The vast wetlands of South Florida support the majority of North America’s wintering Wood Storks (Mycteria americana; Bancroft et al. 1992) and many of its breeding birds (U. S. Fish and Wildlife Service 2007, Brooks and Dean 2008). Wood Stork nesting colonies are located throughout Florida, and in recent decades they have expanded northward along the coastal plain of Georgia, South Carolina, and North Carolina. Habitat degradation during the mid and late 1900s led to the species being classified as Endangered (U.S. Fish and Wildlife Service 1996, Coulter et al. 1999), and it is still thought to be limiting today (Frederick et al. 2009).

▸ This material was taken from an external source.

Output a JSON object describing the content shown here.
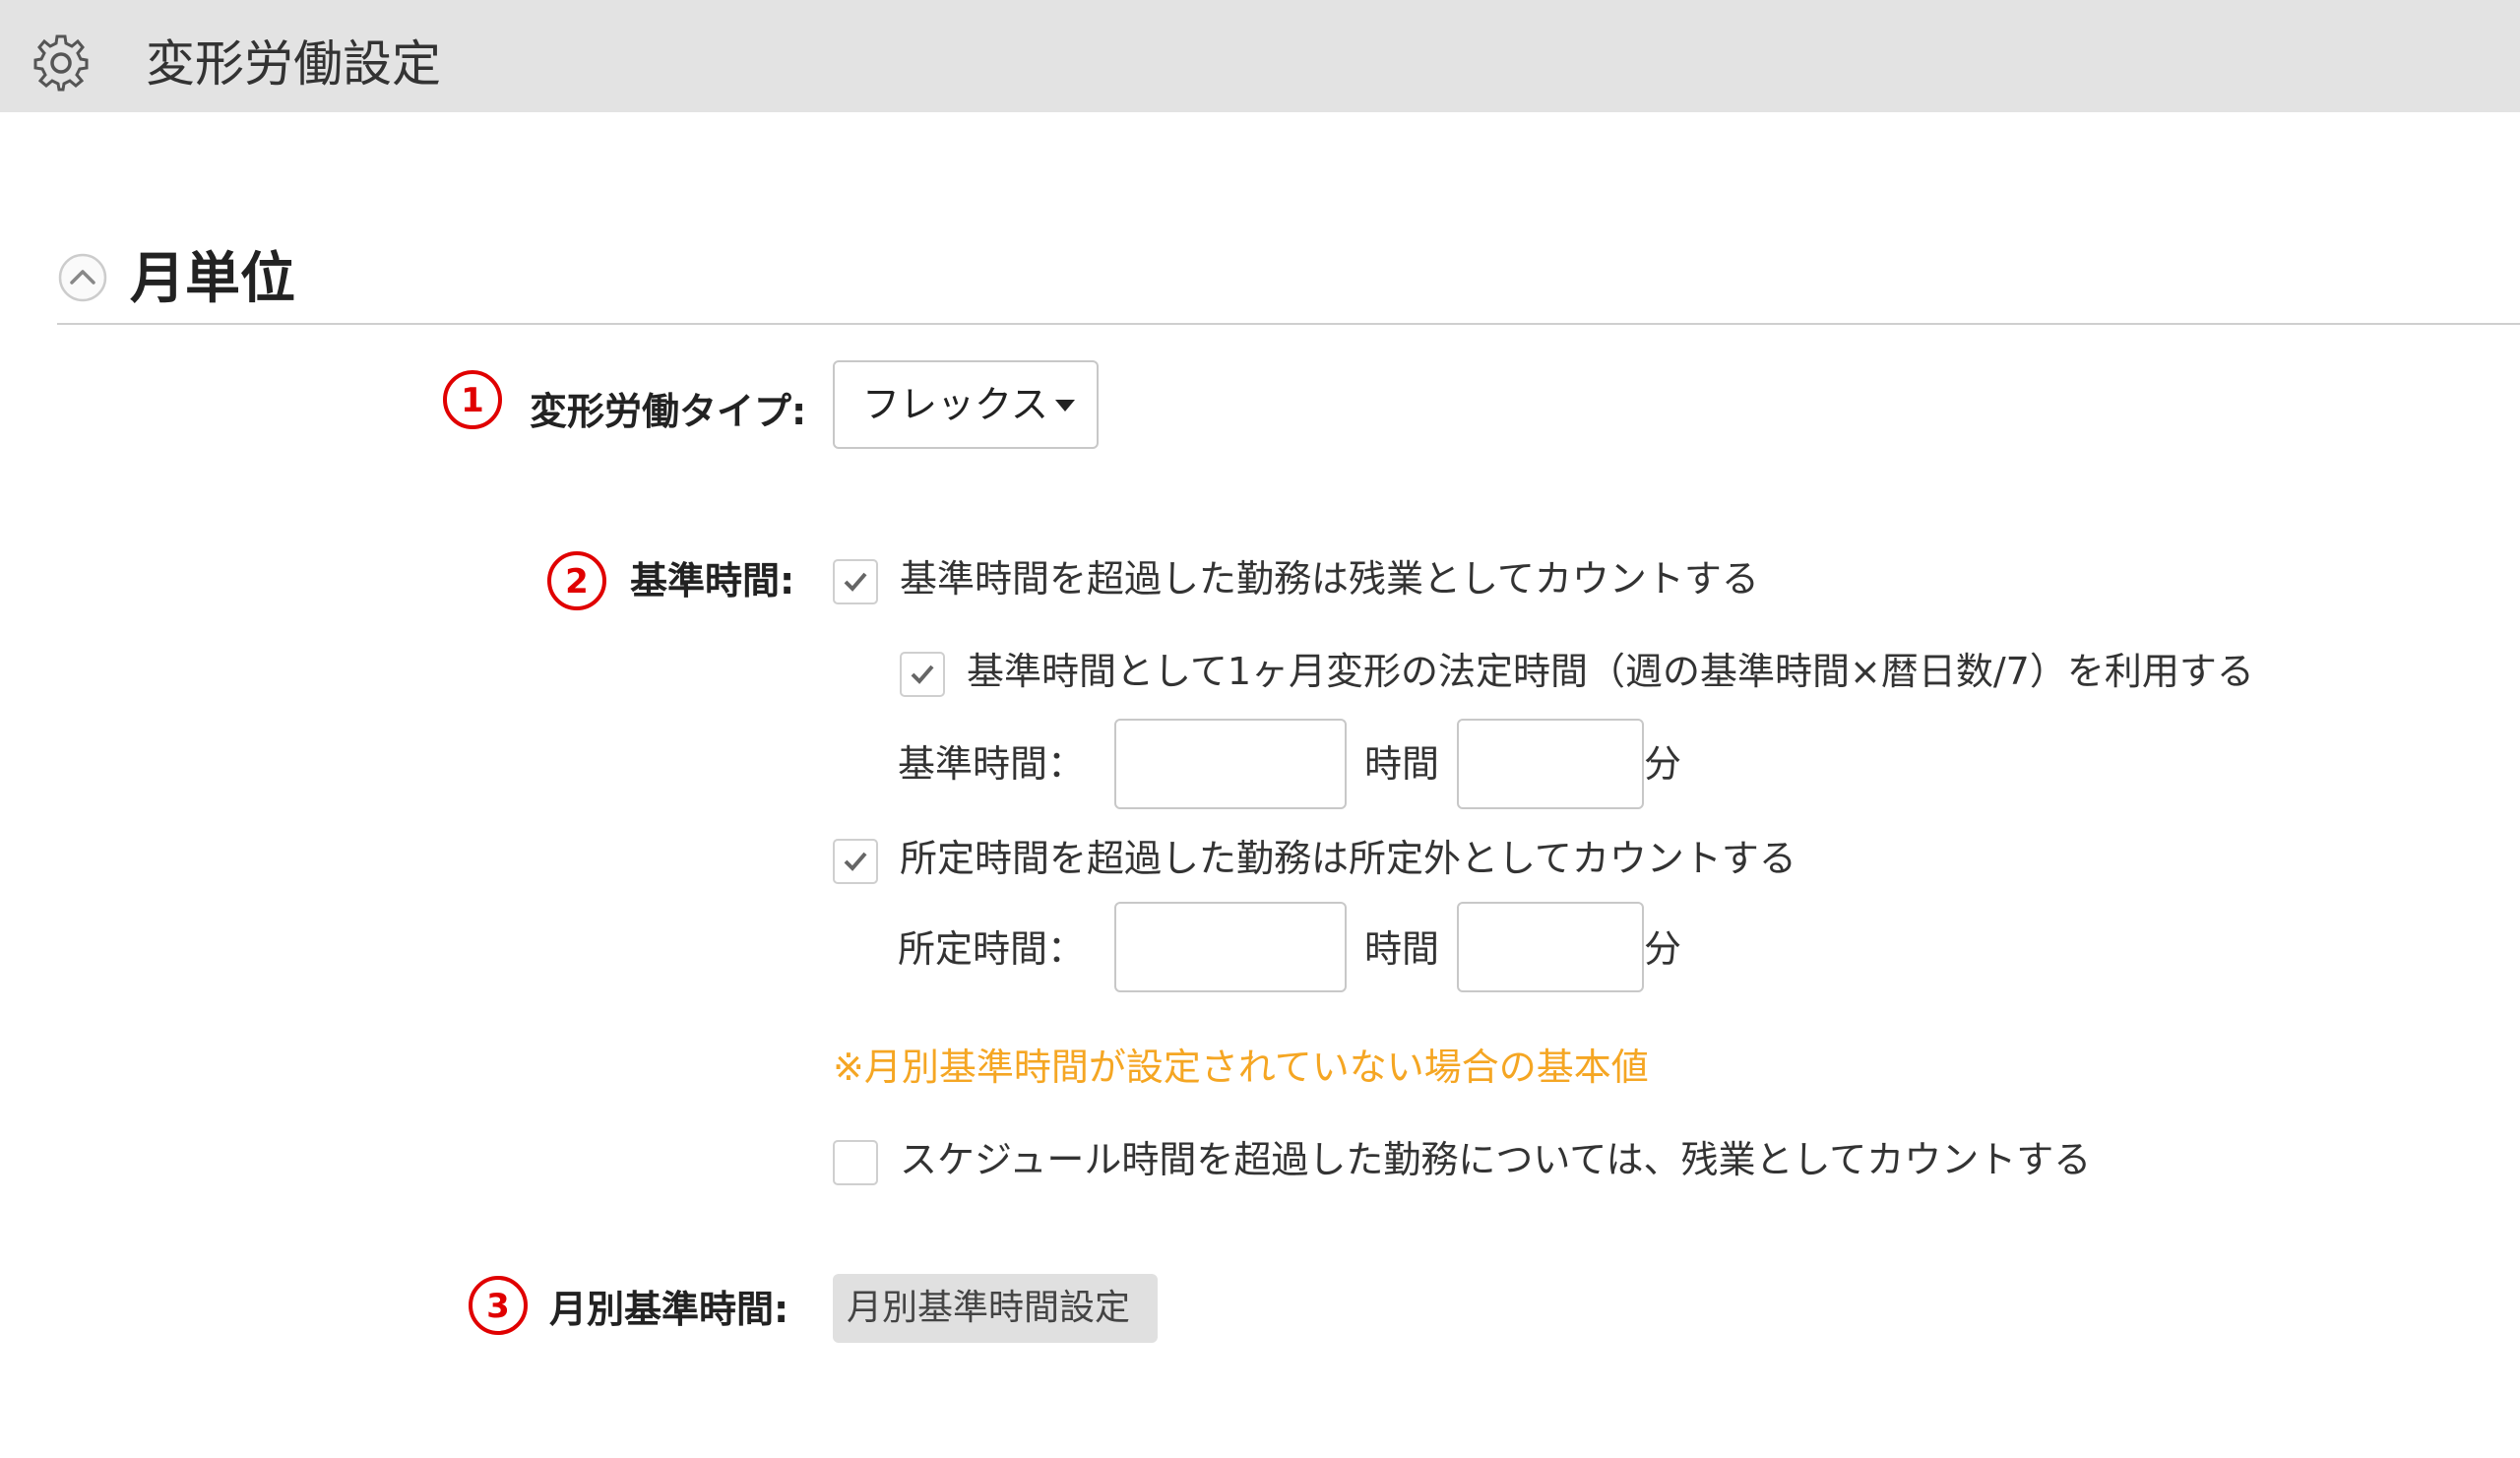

When adults are feeding nestlings, their energetic demands are highest (Kahl 1964), and they select foraging habitat with shallow water and high densities of prey that are vulnerable to capture. These foraging requirements make the stork sensitive to small changes in condition conditions, such as water depth (Gawlik 2002).

Despite their well-documented sensitivity to foraging conditions and human disturbance (Rodgers and Smith 1995, Rodgers and Schwikert 2002), storks are often seen feeding along road sides or storm water ponds, suggesting that either road corridors can provide high quality habitat or there is a cohort of storks (e.g., juveniles or non-breeders) that do not require optimal foraging conditions. Also, casual observations suggest that some sections of corridors seem to have more birds than other, seemingly similar, stretches of corridor, suggesting that the surrounding landscape may affect corridor use by storks.

Currently there is little information on the use of roadway features (swales, canals, and drainage ponds) by Wood Storks, and the degree to which these features produce Wood Stork prey. The objectives of this study are to (1) Determine the features of corridors and neighboring natural areas that are preferred and avoided by storks, (2) Determine the biomass and community structure of fish and crayfish associated with different corridor features, and (3) Determine the portion of aquatic fauna that is Wood Stork prey.